Exercise: Could you restate all of the records below exactly, with the pictures left out?

Source information:
——

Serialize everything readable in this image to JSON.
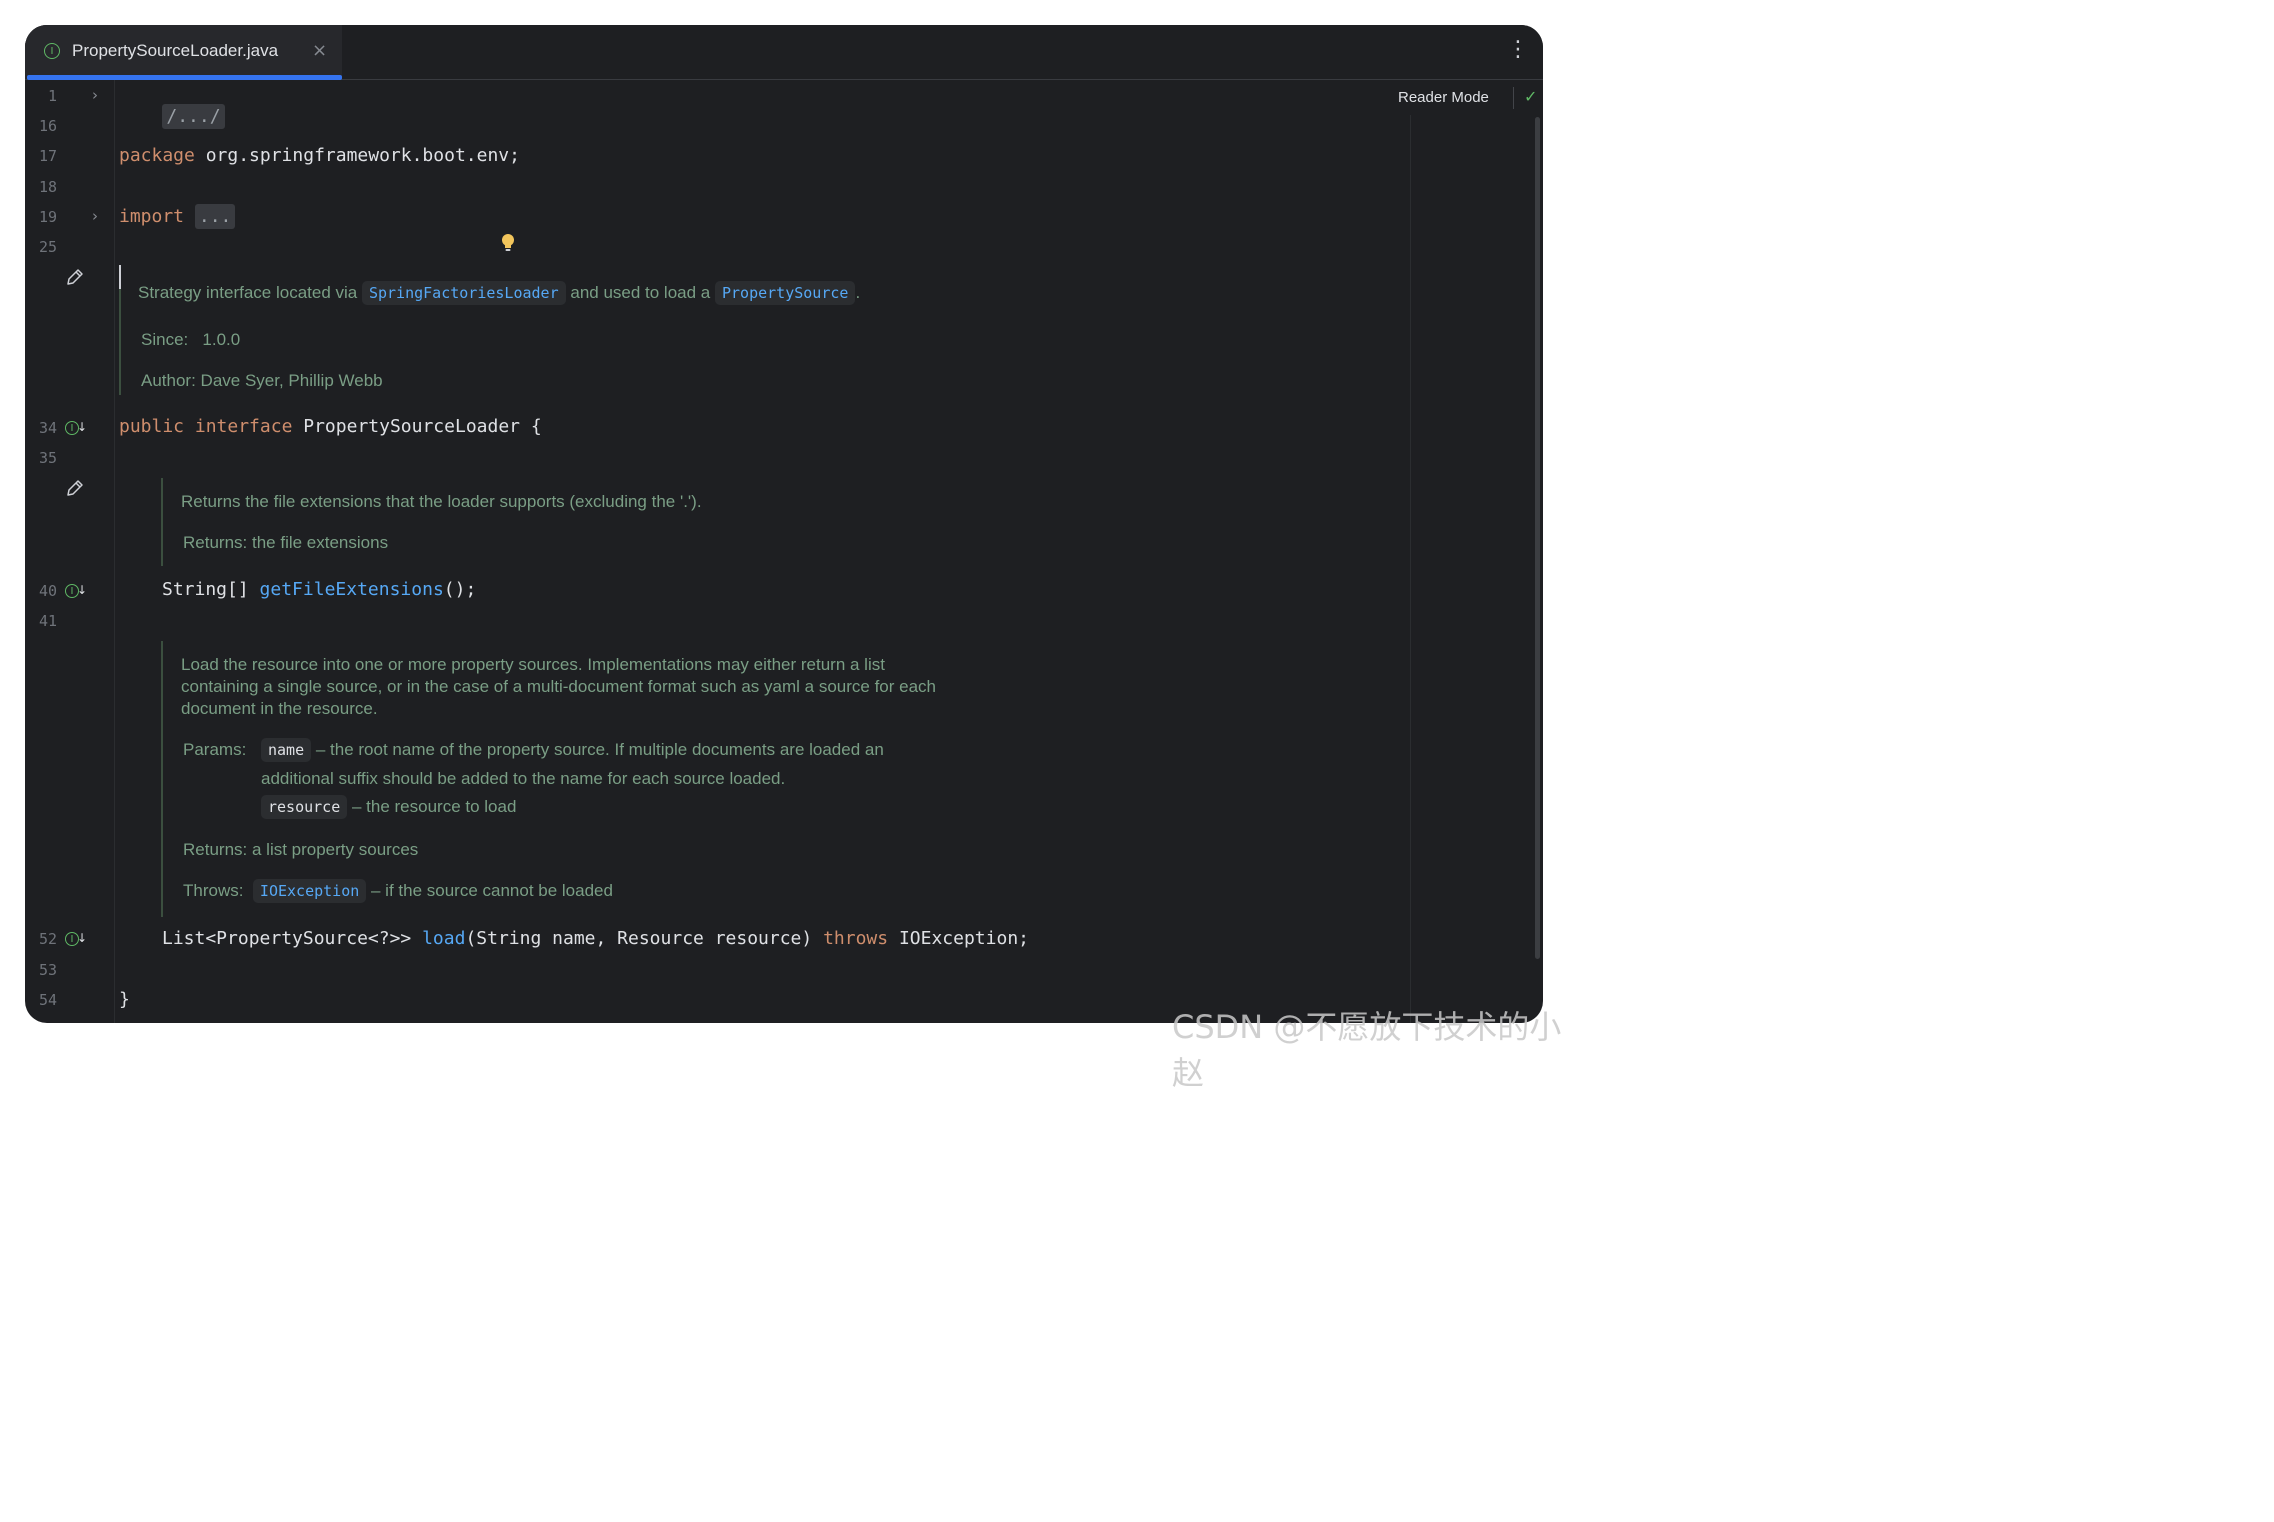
{
  "tab": {
    "icon": "interface-icon",
    "icon_glyph": "I",
    "label": "PropertySourceLoader.java",
    "close": "×"
  },
  "toolbar": {
    "more": "⋮",
    "reader_mode": "Reader Mode",
    "check": "✓"
  },
  "lines": [
    "1",
    "16",
    "17",
    "18",
    "19",
    "25",
    "34",
    "35",
    "40",
    "41",
    "52",
    "53",
    "54"
  ],
  "code": {
    "fold_header": "/.../",
    "package_kw": "package",
    "package_name": " org.springframework.boot.env;",
    "import_kw": "import",
    "import_fold": "...",
    "public_kw": "public",
    "interface_kw": "interface",
    "class_decl": " PropertySourceLoader {",
    "m1_type": "String[] ",
    "m1_name": "getFileExtensions",
    "m1_tail": "();",
    "m2_type": "List<PropertySource<?>> ",
    "m2_name": "load",
    "m2_params": "(String name, Resource resource) ",
    "m2_throws": "throws",
    "m2_tail": " IOException;",
    "closing": "}"
  },
  "doc1": {
    "pre": "Strategy interface located via",
    "link1": "SpringFactoriesLoader",
    "mid": "and used to load a",
    "link2": "PropertySource",
    "post": ".",
    "since_label": "Since:",
    "since_value": "1.0.0",
    "author_label": "Author:",
    "author_value": "Dave Syer, Phillip Webb"
  },
  "doc2": {
    "text": "Returns the file extensions that the loader supports (excluding the '.').",
    "returns_label": "Returns:",
    "returns_value": "the file extensions"
  },
  "doc3": {
    "line1": "Load the resource into one or more property sources. Implementations may either return a list",
    "line2": "containing a single source, or in the case of a multi-document format such as yaml a source for each",
    "line3": "document in the resource.",
    "params_label": "Params:",
    "param1_name": "name",
    "param1_desc": "– the root name of the property source. If multiple documents are loaded an",
    "param1_desc2": "additional suffix should be added to the name for each source loaded.",
    "param2_name": "resource",
    "param2_desc": "– the resource to load",
    "returns_label": "Returns:",
    "returns_value": "a list property sources",
    "throws_label": "Throws:",
    "throws_link": "IOException",
    "throws_desc": "– if the source cannot be loaded"
  },
  "colors": {
    "background": "#1e1f22",
    "keyword": "#cf8e6d",
    "method": "#56a8f5",
    "doc": "#7a9e85",
    "accent": "#3574f0"
  },
  "watermark": "CSDN @不愿放下技术的小赵"
}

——

Answer space:
Serialize everything readable in this image to JSON.
{
  "tab": {
    "icon": "interface-icon",
    "icon_glyph": "I",
    "label": "PropertySourceLoader.java",
    "close": "×"
  },
  "toolbar": {
    "more": "⋮",
    "reader_mode": "Reader Mode",
    "check": "✓"
  },
  "lines": [
    "1",
    "16",
    "17",
    "18",
    "19",
    "25",
    "34",
    "35",
    "40",
    "41",
    "52",
    "53",
    "54"
  ],
  "code": {
    "fold_header": "/.../",
    "package_kw": "package",
    "package_name": " org.springframework.boot.env;",
    "import_kw": "import",
    "import_fold": "...",
    "public_kw": "public",
    "interface_kw": "interface",
    "class_decl": " PropertySourceLoader {",
    "m1_type": "String[] ",
    "m1_name": "getFileExtensions",
    "m1_tail": "();",
    "m2_type": "List<PropertySource<?>> ",
    "m2_name": "load",
    "m2_params": "(String name, Resource resource) ",
    "m2_throws": "throws",
    "m2_tail": " IOException;",
    "closing": "}"
  },
  "doc1": {
    "pre": "Strategy interface located via",
    "link1": "SpringFactoriesLoader",
    "mid": "and used to load a",
    "link2": "PropertySource",
    "post": ".",
    "since_label": "Since:",
    "since_value": "1.0.0",
    "author_label": "Author:",
    "author_value": "Dave Syer, Phillip Webb"
  },
  "doc2": {
    "text": "Returns the file extensions that the loader supports (excluding the '.').",
    "returns_label": "Returns:",
    "returns_value": "the file extensions"
  },
  "doc3": {
    "line1": "Load the resource into one or more property sources. Implementations may either return a list",
    "line2": "containing a single source, or in the case of a multi-document format such as yaml a source for each",
    "line3": "document in the resource.",
    "params_label": "Params:",
    "param1_name": "name",
    "param1_desc": "– the root name of the property source. If multiple documents are loaded an",
    "param1_desc2": "additional suffix should be added to the name for each source loaded.",
    "param2_name": "resource",
    "param2_desc": "– the resource to load",
    "returns_label": "Returns:",
    "returns_value": "a list property sources",
    "throws_label": "Throws:",
    "throws_link": "IOException",
    "throws_desc": "– if the source cannot be loaded"
  },
  "colors": {
    "background": "#1e1f22",
    "keyword": "#cf8e6d",
    "method": "#56a8f5",
    "doc": "#7a9e85",
    "accent": "#3574f0"
  },
  "watermark": "CSDN @不愿放下技术的小赵"
}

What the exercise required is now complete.